# [WHAT YOU SHOULD DO]
For each line in the data below that has the word "icon", copy that line.

-- SOURCE RECORDS follows --

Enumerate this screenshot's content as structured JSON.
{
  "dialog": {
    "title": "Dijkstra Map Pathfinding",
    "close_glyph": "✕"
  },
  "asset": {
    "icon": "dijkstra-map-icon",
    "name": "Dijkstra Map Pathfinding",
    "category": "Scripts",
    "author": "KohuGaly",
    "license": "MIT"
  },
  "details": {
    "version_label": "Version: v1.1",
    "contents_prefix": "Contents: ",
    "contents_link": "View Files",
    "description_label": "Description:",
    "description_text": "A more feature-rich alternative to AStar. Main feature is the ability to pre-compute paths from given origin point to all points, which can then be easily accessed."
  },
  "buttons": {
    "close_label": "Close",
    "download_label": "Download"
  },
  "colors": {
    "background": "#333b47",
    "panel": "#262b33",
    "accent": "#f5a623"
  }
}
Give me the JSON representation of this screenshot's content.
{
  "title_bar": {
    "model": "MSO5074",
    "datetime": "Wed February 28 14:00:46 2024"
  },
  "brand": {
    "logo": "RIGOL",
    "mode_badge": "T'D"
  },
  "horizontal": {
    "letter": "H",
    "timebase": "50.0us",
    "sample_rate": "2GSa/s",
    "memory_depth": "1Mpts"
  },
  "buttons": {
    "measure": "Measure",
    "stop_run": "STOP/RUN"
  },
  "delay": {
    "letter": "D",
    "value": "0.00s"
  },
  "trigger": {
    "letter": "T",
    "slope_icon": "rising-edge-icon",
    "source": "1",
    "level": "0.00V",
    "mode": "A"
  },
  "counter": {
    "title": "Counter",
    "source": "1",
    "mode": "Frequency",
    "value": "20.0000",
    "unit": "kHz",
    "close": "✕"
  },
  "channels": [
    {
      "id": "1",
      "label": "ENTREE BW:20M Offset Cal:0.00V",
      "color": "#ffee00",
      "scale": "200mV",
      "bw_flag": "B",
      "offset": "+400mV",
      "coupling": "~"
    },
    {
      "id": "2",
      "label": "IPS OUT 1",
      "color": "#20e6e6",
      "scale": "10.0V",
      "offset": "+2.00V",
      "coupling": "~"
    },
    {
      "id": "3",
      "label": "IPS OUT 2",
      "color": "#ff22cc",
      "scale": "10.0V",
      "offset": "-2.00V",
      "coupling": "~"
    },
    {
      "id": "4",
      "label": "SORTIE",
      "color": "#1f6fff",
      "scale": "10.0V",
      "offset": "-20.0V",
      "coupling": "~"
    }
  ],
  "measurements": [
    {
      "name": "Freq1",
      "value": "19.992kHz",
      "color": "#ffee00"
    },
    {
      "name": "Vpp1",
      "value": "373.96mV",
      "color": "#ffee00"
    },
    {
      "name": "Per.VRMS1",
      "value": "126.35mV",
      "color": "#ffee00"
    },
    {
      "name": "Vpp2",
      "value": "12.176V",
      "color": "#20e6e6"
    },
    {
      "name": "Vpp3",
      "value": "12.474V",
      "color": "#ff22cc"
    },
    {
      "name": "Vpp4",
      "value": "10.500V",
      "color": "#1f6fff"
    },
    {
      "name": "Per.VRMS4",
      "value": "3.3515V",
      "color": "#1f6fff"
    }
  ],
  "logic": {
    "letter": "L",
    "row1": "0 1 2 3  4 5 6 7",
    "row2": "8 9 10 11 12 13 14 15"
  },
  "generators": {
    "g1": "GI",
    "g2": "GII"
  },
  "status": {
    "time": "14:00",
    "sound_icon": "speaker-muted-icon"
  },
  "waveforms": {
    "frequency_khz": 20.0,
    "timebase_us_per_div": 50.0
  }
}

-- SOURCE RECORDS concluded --

# [SOLUTION TO THIS PROBLEM]
    "icon": "dijkstra-map-icon",
    "slope_icon": "rising-edge-icon",
    "sound_icon": "speaker-muted-icon"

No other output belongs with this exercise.